Freeload Press is selling the printed copy of the finance book for $25 with a $4 shipping and handling fee, according to Synn. He said that's comparable to the regular price of $150 for finance books.

Freeload Press is currently using 10 corporate sponsors. When businesses sponsor Freeload Press, they are able to put advertisements in the front of the printed book and in chapter openings of e-textbooks.

Doran said that the more sponsorship the company gets increases the number of books they can publish. "If we can save at least one textbook per year per student, that's the first step," he said. "When we see that students want more books, we want to provide more books, and more sponsorship means more titles."

Synn said he's looked through the e-books, and doesn't think the ads are intrusive. "Students can easily bypass the ads while reading a chapter," he said.

So what's the possibility of every student getting all of their textbooks for free in the next couple years?

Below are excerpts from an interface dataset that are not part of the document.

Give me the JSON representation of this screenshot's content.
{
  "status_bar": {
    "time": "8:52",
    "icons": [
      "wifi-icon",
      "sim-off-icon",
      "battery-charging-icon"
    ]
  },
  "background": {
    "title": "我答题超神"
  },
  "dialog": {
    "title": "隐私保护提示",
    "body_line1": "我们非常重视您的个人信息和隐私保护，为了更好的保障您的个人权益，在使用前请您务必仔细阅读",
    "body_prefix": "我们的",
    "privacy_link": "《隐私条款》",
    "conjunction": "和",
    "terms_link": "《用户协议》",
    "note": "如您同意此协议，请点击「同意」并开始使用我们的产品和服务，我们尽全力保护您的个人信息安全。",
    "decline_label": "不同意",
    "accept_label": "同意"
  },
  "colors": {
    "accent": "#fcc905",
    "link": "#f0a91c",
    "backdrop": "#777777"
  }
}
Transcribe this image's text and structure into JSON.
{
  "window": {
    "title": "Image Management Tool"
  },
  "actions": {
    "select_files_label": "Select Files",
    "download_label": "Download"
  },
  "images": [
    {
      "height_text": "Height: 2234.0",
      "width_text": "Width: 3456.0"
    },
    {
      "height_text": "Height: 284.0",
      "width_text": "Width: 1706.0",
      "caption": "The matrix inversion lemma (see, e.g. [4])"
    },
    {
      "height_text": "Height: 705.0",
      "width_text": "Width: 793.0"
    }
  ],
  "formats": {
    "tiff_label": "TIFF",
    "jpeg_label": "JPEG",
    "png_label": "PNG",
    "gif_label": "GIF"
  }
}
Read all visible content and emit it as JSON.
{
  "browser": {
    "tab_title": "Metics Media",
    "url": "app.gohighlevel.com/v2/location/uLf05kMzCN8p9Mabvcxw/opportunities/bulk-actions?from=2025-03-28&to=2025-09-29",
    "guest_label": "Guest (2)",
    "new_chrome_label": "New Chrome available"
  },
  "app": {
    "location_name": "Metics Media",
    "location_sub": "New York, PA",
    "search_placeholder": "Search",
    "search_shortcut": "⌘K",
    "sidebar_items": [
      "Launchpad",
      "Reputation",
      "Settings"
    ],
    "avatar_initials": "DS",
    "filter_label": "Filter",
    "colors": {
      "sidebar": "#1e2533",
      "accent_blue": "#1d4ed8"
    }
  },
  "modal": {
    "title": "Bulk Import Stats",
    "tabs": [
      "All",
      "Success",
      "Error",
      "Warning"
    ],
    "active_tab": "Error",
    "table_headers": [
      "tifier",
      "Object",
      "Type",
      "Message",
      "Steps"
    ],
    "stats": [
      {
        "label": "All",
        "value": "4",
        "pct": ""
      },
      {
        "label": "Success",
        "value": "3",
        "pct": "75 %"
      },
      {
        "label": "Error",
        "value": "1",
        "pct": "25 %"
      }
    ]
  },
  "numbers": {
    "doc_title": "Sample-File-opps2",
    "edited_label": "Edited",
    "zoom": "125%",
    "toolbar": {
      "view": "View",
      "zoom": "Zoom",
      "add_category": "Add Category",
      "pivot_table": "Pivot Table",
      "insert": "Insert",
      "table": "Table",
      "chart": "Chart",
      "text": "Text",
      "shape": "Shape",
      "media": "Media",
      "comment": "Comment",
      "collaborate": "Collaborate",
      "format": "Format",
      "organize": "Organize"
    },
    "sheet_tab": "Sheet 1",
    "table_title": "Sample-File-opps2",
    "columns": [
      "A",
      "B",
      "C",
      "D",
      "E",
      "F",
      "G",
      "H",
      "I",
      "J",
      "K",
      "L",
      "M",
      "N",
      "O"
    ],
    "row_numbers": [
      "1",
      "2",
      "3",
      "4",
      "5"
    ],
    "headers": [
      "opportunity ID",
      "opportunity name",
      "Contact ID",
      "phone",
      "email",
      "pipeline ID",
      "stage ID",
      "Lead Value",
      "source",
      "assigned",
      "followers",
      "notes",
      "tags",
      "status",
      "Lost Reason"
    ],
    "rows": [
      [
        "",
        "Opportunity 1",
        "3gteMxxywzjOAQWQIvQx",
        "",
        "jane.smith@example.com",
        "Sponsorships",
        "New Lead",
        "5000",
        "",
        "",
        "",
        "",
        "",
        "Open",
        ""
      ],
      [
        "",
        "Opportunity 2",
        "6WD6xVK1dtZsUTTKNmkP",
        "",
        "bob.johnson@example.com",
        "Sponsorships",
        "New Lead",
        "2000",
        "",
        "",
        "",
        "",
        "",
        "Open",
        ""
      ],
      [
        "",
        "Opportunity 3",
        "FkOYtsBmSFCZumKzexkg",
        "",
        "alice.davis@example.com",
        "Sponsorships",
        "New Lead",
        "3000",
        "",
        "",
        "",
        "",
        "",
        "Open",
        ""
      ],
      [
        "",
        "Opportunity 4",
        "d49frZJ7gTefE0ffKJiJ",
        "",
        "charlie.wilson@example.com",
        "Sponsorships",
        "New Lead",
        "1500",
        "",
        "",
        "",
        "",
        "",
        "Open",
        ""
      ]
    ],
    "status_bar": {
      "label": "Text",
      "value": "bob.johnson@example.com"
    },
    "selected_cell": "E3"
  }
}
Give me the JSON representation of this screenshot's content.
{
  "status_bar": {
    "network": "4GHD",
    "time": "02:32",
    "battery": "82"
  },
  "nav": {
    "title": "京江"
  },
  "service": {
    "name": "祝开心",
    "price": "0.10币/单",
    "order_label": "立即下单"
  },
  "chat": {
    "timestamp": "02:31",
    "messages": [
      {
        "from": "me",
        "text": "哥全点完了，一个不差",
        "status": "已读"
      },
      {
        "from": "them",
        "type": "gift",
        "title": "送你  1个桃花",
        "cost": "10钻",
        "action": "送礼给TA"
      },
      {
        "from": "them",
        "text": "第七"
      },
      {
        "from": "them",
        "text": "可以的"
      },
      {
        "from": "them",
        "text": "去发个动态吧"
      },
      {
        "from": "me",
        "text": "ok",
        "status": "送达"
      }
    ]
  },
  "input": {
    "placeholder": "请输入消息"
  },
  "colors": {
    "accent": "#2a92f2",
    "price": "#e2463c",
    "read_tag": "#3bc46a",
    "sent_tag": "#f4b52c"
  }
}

Doran said it may be a longer project than we may hope. But he also said that these first steps made by Freeload Press are meant to cause a reaction and make an example for other companies to follow.
"That's our goal," Doran said. "We're trying to show other publishers that we work, we can get sponsors and we can get academics to use the commercial textbook."

Synn said that he's also willing to spread the news if he and his students like the material.

"If it works, if my students like it and it's doable and effective, then I'm going to encourage it to other professors," he said.
Freeload Press is the first media and publishing company to adopt the idea of using commercial sponsoring to reduce the price of textbooks. Doran said it was a collaborative effort to pull it all together. The founders are a group of authors, academics, advertisers, publishers and supporting vendors, all with backgrounds in academic publishing.

Doran has worked in the publishing industry for 24 years. The founders have seen increases in tuition and other college expenses, and they have the mission to make college course work more affordable.

"It's clear that next to the lecture, the textbook is probably the most important tool for the student to use in order to learn, and not all students are buying their school materials because they simply don't have money for it," Doran said. "We want to limit the financial concerns of going to college."

Contact Jessica Frizen at or 278-7247.

Justine Hite / Photographer
Textbooks line the back of the campus shop in row upon row of shelves. Used books can be bought at a lower price than new ones, but no book here is free.